Andrew Tonner owns shares of Apple. The Motley Fool recommends Apple. The Motley Fool owns shares of Apple. Try any of our Foolish newsletter services free for 30 days. We Fools may not all hold the same opinions, but we all believe that considering a diverse range of insights makes us better investors. The Motley Fool has a disclosure policy.

Money to your ears - A great FREE investing resource for you

The best way to get your regular dose of market and money insights is our suite of free podcasts ... what we like to think of as “binge-worthy finance.”

Feb 1, 2016 at 5:03PM

Whether we're in the midst of earnings season or riding out the market's lulls, you want to know the best strategies for your money.

And you'll want to go beyond the hype of screaming TV personalities, fear-mongering ads, and "analysis" from people who might have your email address ... but no track record of success.

In short, you want a voice of reason you can count on.

A 2015 Business Insider article titled, "11 websites to bookmark if you want to get rich," rated The Motley Fool as the #1 place online to get smarter about investing.

And one of the easiest, most enjoyable, most valuable ways to get your regular dose of market and money insights is our suite of free podcasts ... what we like to think of as "binge-worthy finance."

Whether you make it part of your daily commute or you save up and listen to a handful of episodes for your 50-mile bike rides or long soaks in a bubble bath (or both!), the podcasts make sense of your money.

And unlike so many who want to make the subjects of personal finance and investing complicated and scary, our podcasts are clear, insightful, and (yes, it's true) fun.

Our free suite of podcasts
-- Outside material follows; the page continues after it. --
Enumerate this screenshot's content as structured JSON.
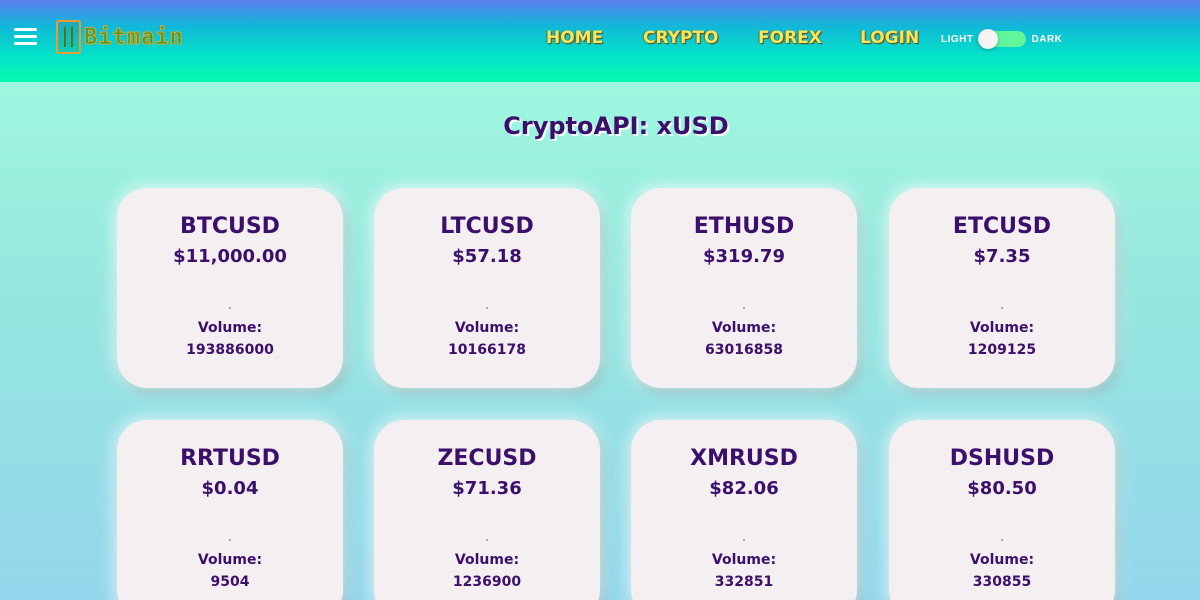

Motley Fool Money features a team of our analysts discussing the week's top business and investing stories, interviews, and an inside look at the stocks on our radar. The show is also heard weekly on dozens of radio stations across the country.

The hosts of Motley Fool Answers challenge the conventional wisdom on life's biggest financial issues to reveal what you really need to know to make smart money moves.

David Gardner, co-founder of The Motley Fool, is among the most respected and trusted sources on investing. And he's the host of Rule Breaker Investing, in which he shares his insights into today's most innovative and disruptive companies ... and how to profit from them.

Market Foolery is our daily look at stocks in the news, as well as the top business and investing stories.

And Industry Focus offers a deeper dive into a specific industry and the stories making headlines. Healthcare, technology, energy, consumer goods, and other industries take turns in the spotlight.

They're all informative, entertaining, and eminently listenable. Rule Breaker Investing and Answers are timeless, so it's worth going back to and listening from the very start; the other three are focused more on today's events, so listen to the most recent first.

All are available for free at www.fool.com/podcasts.

If you're looking for a friendly voice ... with great advice on how to make the most of your money ... from a business with a lengthy track record of success ... in clear, compelling language ... I encourage you to give a listen to our free podcasts.

Head to www.fool.com/podcasts, give them a spin, and you can subscribe there (at iTunes, Stitcher, or our other partners) if you want to receive them regularly.

It's money to your ears.


Compare Brokers